Early this year, when word of a salmonella outbreak among song birds spread, I stopped filling my bird feeders. After the risk dropped, I held off on filling the feeders as I hosted periodic gatherings with friends in my back garden - fewer birds in the vicinity reduced the frequency with which I had to scrub my outdoor furniture. Even as my friends and I got vaccinated against COVID-19 and returned to a semi-normal schedule of meeting at local restaurants, I held off refilling the feeders. But I've felt guilty every time I looked out my home office window and saw a bird land on the empty feeders. As Thanksgiving loomed, I decided there was no better time to scrub the feeders and get back to feeding the birds. It only took a day before they were back.
|Most of the avian visitors thus far have been lesser gold finches|
|Scrub jays show up periodically, scattering the smaller birds, but the weight of the larger birds causes the seed portals to close and the jays haven't figured out how to get around that|
Of course the finches and jays the weren't the only creatures to return.
|Full feeders or not, the birds have remained in the garden but the squirrels largely disappeared when the feeders were empty. This fellow showed up at the feeders almost as soon as the birds did.|
|It took him numerous tries to figure out how to get up the pole but he's yet to master the fine art of feeding from these "squirrel buster" feeders without his weight closing the seed portals|
|He keeps working at it, though, and I'm sure he'll figure out how to feed upside down one day soon, just like his predecessors|
I have three feeders in the front garden too but they've barely been touched thus far.
|These feeders contain a different seed mix but I suspect their closeness to neighborhood street traffic is what's put off both birds and squirrels|
Meanwhile, as I pondered when I should cut back the Senna bicapsularis on the north side of the garden, I spotted caterpillars of the cloudless sulphur butterflies (Phoebe sennae) munching away for the first time this year.
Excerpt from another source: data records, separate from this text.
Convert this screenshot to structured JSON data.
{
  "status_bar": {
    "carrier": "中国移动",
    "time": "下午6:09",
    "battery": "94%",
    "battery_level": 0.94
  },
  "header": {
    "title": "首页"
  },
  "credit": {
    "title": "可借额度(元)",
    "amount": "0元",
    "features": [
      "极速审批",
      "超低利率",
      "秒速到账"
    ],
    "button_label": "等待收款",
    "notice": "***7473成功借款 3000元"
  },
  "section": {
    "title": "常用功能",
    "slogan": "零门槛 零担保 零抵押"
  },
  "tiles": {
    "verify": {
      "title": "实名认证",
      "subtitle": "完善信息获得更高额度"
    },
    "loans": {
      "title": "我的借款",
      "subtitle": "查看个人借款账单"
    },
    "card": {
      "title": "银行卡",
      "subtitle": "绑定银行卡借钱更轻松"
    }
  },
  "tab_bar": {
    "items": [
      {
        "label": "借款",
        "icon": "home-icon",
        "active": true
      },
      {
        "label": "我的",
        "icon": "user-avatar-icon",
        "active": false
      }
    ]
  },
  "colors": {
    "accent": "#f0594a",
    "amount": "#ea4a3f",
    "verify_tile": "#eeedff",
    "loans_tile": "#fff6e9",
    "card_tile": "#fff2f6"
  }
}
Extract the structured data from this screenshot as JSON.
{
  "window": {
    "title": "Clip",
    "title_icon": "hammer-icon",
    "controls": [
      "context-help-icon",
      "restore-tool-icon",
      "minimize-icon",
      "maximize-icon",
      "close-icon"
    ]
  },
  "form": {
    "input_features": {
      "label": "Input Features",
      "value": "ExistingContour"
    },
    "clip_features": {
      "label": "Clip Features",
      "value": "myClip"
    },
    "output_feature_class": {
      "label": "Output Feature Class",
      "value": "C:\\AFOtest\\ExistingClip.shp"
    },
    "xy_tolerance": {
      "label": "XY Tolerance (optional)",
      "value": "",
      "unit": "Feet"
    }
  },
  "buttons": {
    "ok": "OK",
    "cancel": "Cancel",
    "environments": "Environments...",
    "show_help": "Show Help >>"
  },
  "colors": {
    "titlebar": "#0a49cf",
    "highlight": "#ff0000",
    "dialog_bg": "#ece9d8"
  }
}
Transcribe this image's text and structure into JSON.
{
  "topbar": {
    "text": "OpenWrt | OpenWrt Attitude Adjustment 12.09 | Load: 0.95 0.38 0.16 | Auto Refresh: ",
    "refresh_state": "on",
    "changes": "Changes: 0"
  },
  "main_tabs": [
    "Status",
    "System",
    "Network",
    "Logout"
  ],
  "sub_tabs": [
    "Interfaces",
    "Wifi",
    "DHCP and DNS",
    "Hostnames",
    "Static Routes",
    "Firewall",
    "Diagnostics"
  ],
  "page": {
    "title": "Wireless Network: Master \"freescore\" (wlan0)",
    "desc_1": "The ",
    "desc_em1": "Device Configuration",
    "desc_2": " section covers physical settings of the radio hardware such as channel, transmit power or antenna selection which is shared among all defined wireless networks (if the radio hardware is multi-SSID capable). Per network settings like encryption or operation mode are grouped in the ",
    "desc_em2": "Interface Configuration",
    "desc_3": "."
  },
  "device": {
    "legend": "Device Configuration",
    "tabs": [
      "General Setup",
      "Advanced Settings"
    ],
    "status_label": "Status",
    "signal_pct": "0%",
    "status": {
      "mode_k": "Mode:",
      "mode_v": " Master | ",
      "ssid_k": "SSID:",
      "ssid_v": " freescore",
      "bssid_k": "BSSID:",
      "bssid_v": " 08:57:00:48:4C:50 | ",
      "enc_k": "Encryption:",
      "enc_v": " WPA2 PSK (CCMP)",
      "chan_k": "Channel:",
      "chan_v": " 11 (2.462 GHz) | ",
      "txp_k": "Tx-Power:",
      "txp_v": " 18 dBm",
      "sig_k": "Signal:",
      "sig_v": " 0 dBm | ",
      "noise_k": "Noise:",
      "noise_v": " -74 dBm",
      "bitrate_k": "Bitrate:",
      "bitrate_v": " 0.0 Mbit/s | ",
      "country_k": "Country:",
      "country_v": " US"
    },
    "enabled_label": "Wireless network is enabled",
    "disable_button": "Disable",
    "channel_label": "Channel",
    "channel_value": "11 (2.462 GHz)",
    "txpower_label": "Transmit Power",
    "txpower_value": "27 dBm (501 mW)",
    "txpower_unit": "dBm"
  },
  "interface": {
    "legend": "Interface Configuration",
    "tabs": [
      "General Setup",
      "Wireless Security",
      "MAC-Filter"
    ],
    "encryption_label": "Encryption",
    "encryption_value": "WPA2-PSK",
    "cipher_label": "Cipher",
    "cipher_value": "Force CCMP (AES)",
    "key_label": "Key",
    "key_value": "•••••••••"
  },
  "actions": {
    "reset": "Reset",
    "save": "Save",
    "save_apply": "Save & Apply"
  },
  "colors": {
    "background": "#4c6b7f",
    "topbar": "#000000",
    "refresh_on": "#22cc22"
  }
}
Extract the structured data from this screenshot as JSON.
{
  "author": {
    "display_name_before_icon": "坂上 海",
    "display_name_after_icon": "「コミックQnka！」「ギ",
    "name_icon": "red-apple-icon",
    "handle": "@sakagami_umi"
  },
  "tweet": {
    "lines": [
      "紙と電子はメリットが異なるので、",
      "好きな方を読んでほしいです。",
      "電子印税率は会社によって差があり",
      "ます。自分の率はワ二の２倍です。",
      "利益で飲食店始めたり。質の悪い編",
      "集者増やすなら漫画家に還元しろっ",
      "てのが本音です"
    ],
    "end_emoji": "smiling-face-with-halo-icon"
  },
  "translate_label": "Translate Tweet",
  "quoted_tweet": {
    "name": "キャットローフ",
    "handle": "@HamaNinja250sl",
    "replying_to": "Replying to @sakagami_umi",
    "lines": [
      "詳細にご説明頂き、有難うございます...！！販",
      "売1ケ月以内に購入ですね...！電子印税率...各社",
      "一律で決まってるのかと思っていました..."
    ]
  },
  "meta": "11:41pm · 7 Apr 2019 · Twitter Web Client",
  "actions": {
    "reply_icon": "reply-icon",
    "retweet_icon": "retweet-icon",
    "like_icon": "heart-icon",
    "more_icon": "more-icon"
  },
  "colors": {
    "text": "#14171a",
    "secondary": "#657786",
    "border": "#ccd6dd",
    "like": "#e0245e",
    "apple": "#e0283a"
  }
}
Pruning will be delayed for at least a couple of months.
|These three were easy to spot because they were yellow and feeding at eye level. The Senna grows several feet above my head (where no flowers remain) so I imagine there are probably more I can't see. According to one source, these caterpillars molt 4 times before forming a leaf-like chrysalis. Once they form a chrysalis, it takes several weeks for them to transform into butterflies.|
Hopefully, offering the birds plenty of seed will discourage them from eating caterpillars!
For more Wednesday Vignettes, visit Anna at Flutter & Hum.
Best wishes for a wonderful Thanksgiving!
All material © 2012-2021 by Kris Peterson for Late to the Garden Party